> **Requirement**
Copy the listing exactly; drop the pictures.

> **Exercise inputs**
________
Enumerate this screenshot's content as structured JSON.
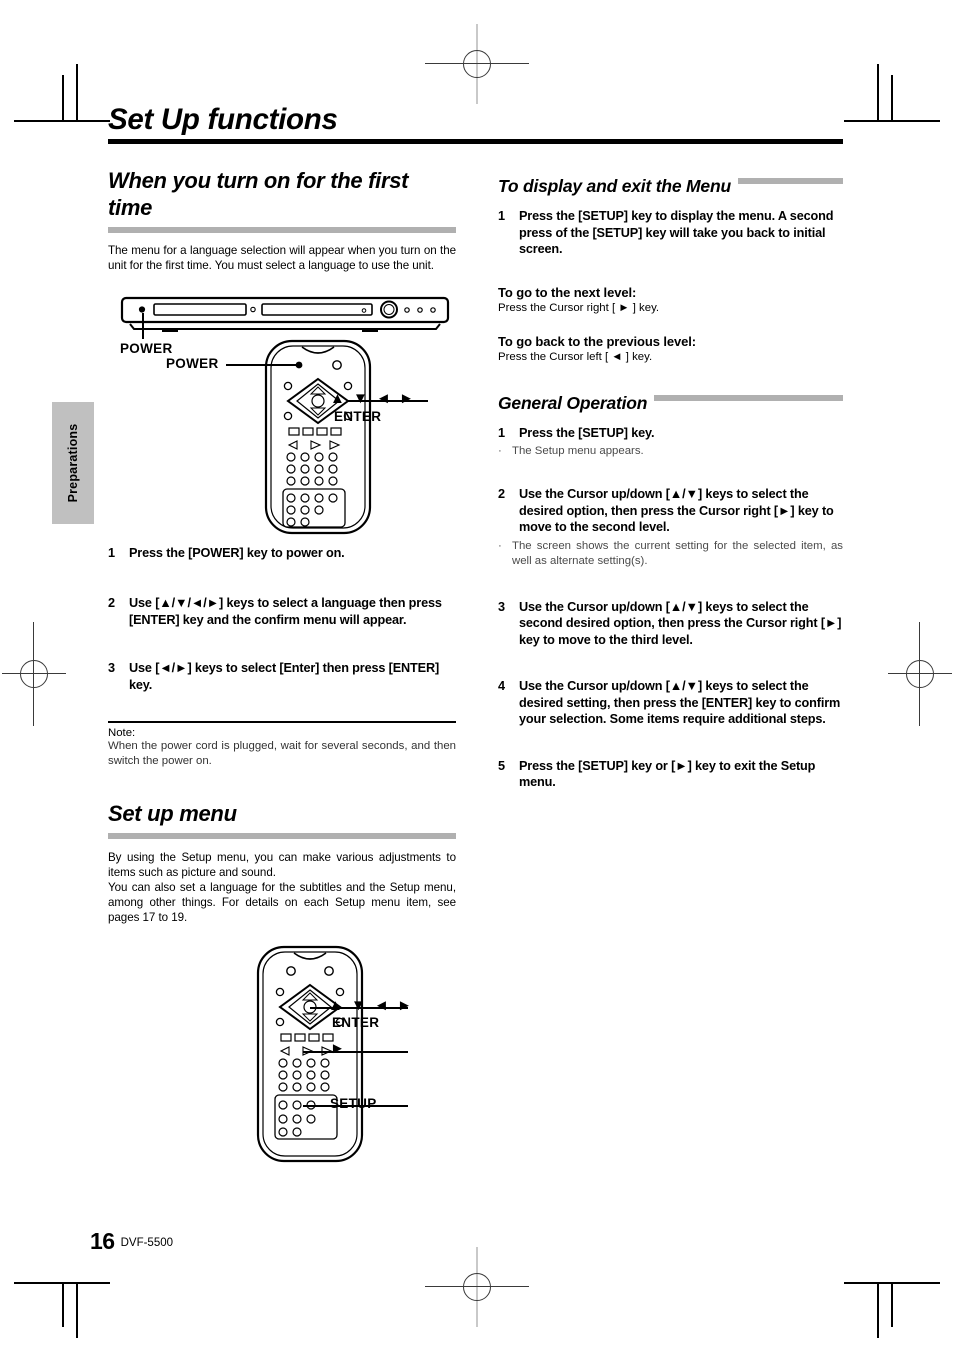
{
  "page": {
    "section_tab": "Preparations",
    "folio_number": "16",
    "model": "DVF-5500",
    "title": "Set Up functions"
  },
  "left_column": {
    "heading": "When you turn on for the first time",
    "intro": "The menu for a language selection will appear when you turn on the unit for the first time. You must select a language to use the unit.",
    "figure_top": {
      "label_player_power": "POWER",
      "label_remote_power": "POWER",
      "label_cursor_keys": "▲ ▼ ◄ ►",
      "label_enter": "ENTER"
    },
    "steps": [
      {
        "num": "1",
        "text": "Press the [POWER] key to power on."
      },
      {
        "num": "2",
        "text": "Use [▲/▼/◄/►] keys to select a language then press [ENTER] key and the confirm menu will appear."
      },
      {
        "num": "3",
        "text": "Use [◄/►] keys to select [Enter] then press [ENTER] key."
      }
    ],
    "note": {
      "title": "Note:",
      "body": "When the power cord is plugged, wait for several seconds, and then switch the power on."
    },
    "setup_menu": {
      "heading": "Set up menu",
      "paragraph1": "By using the Setup menu, you can make various adjustments to items such as picture and sound.",
      "paragraph2": "You can also set a language for the subtitles and the Setup menu, among other things. For details on each Setup menu item, see pages 17 to 19."
    },
    "figure_bottom": {
      "label_cursor_keys": "▲ ▼ ◄ ►",
      "label_enter": "ENTER",
      "label_play": "►",
      "label_setup": "SETUP"
    }
  },
  "right_column": {
    "section1": {
      "heading": "To display and exit the Menu",
      "steps": [
        {
          "num": "1",
          "text": "Press the [SETUP] key to display the menu. A second press of the [SETUP] key will take you back to initial screen."
        }
      ],
      "sub1": {
        "heading": "To go to the next level:",
        "body": "Press the Cursor right [ ► ] key."
      },
      "sub2": {
        "heading": "To go back to the previous level:",
        "body": "Press the Cursor left [ ◄ ] key."
      }
    },
    "section2": {
      "heading": "General Operation",
      "steps": [
        {
          "num": "1",
          "text": "Press the [SETUP] key.",
          "bullets": [
            "The Setup menu appears."
          ]
        },
        {
          "num": "2",
          "text": "Use the Cursor up/down [▲/▼] keys to select the desired option, then press the Cursor right [►] key to move to the second level.",
          "bullets": [
            "The screen shows the current setting for the selected item, as well as alternate setting(s)."
          ]
        },
        {
          "num": "3",
          "text": "Use the Cursor up/down [▲/▼] keys to select the second desired option, then press the Cursor right [►] key to move to the third level.",
          "bullets": []
        },
        {
          "num": "4",
          "text": "Use the Cursor up/down [▲/▼] keys to select the desired setting, then press the [ENTER] key to confirm your selection. Some items require additional steps.",
          "bullets": []
        },
        {
          "num": "5",
          "text": "Press the [SETUP] key or [►] key to exit the Setup menu.",
          "bullets": []
        }
      ]
    }
  },
  "colors": {
    "rule_black": "#000000",
    "rule_gray": "#b0b0b0",
    "tab_gray": "#c0c0c0"
  }
}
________
> **Task answer**
Enumerate this screenshot's content as structured JSON.
{
  "page": {
    "section_tab": "Preparations",
    "folio_number": "16",
    "model": "DVF-5500",
    "title": "Set Up functions"
  },
  "left_column": {
    "heading": "When you turn on for the first time",
    "intro": "The menu for a language selection will appear when you turn on the unit for the first time. You must select a language to use the unit.",
    "figure_top": {
      "label_player_power": "POWER",
      "label_remote_power": "POWER",
      "label_cursor_keys": "▲ ▼ ◄ ►",
      "label_enter": "ENTER"
    },
    "steps": [
      {
        "num": "1",
        "text": "Press the [POWER] key to power on."
      },
      {
        "num": "2",
        "text": "Use [▲/▼/◄/►] keys to select a language then press [ENTER] key and the confirm menu will appear."
      },
      {
        "num": "3",
        "text": "Use [◄/►] keys to select [Enter] then press [ENTER] key."
      }
    ],
    "note": {
      "title": "Note:",
      "body": "When the power cord is plugged, wait for several seconds, and then switch the power on."
    },
    "setup_menu": {
      "heading": "Set up menu",
      "paragraph1": "By using the Setup menu, you can make various adjustments to items such as picture and sound.",
      "paragraph2": "You can also set a language for the subtitles and the Setup menu, among other things. For details on each Setup menu item, see pages 17 to 19."
    },
    "figure_bottom": {
      "label_cursor_keys": "▲ ▼ ◄ ►",
      "label_enter": "ENTER",
      "label_play": "►",
      "label_setup": "SETUP"
    }
  },
  "right_column": {
    "section1": {
      "heading": "To display and exit the Menu",
      "steps": [
        {
          "num": "1",
          "text": "Press the [SETUP] key to display the menu. A second press of the [SETUP] key will take you back to initial screen."
        }
      ],
      "sub1": {
        "heading": "To go to the next level:",
        "body": "Press the Cursor right [ ► ] key."
      },
      "sub2": {
        "heading": "To go back to the previous level:",
        "body": "Press the Cursor left [ ◄ ] key."
      }
    },
    "section2": {
      "heading": "General Operation",
      "steps": [
        {
          "num": "1",
          "text": "Press the [SETUP] key.",
          "bullets": [
            "The Setup menu appears."
          ]
        },
        {
          "num": "2",
          "text": "Use the Cursor up/down [▲/▼] keys to select the desired option, then press the Cursor right [►] key to move to the second level.",
          "bullets": [
            "The screen shows the current setting for the selected item, as well as alternate setting(s)."
          ]
        },
        {
          "num": "3",
          "text": "Use the Cursor up/down [▲/▼] keys to select the second desired option, then press the Cursor right [►] key to move to the third level.",
          "bullets": []
        },
        {
          "num": "4",
          "text": "Use the Cursor up/down [▲/▼] keys to select the desired setting, then press the [ENTER] key to confirm your selection. Some items require additional steps.",
          "bullets": []
        },
        {
          "num": "5",
          "text": "Press the [SETUP] key or [►] key to exit the Setup menu.",
          "bullets": []
        }
      ]
    }
  },
  "colors": {
    "rule_black": "#000000",
    "rule_gray": "#b0b0b0",
    "tab_gray": "#c0c0c0"
  }
}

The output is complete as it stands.